Entries from a dataset of interfaces
****************
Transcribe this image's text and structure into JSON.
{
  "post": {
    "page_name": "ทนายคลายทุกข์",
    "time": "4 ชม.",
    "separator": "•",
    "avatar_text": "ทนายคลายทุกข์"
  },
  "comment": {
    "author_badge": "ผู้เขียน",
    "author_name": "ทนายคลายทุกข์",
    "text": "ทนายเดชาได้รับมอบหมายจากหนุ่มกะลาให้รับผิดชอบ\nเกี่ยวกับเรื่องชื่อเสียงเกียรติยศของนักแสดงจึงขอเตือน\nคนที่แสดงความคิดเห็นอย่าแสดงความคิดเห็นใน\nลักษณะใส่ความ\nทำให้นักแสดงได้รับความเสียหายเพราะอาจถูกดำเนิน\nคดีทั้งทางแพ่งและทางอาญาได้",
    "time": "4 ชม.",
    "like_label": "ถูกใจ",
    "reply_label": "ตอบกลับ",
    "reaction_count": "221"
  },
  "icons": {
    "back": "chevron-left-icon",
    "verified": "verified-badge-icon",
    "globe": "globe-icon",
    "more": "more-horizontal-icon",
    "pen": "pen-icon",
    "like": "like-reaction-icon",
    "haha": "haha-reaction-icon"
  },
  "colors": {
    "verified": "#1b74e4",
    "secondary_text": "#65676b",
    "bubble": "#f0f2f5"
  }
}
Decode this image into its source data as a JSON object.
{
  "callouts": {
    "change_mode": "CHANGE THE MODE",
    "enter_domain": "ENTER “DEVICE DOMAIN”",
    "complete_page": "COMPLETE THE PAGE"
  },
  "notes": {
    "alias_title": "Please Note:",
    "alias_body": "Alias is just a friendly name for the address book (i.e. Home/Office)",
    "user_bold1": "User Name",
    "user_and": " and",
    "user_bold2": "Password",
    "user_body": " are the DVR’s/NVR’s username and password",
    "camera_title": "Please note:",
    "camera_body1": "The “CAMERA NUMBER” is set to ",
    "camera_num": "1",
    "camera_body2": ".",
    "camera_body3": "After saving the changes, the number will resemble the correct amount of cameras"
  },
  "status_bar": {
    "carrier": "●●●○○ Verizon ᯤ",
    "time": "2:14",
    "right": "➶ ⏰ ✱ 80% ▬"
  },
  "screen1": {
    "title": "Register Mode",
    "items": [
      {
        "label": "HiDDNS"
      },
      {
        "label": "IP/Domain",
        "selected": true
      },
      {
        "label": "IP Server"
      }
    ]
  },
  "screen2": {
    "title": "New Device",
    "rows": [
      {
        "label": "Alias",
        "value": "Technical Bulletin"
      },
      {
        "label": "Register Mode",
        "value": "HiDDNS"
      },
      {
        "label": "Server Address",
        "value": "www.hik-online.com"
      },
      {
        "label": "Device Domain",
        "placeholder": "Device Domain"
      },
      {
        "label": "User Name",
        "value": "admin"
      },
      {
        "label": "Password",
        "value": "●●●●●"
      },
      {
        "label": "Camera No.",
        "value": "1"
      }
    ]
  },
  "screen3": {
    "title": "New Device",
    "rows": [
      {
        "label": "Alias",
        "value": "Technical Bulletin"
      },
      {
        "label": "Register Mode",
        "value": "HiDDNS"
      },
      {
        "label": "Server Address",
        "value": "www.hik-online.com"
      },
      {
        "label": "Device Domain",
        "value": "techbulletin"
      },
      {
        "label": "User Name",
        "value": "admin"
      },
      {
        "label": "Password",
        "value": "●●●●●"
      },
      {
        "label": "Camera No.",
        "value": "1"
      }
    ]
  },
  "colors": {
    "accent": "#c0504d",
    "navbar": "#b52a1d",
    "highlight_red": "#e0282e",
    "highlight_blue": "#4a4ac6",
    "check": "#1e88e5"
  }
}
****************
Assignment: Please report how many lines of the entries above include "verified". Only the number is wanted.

Your solution: 2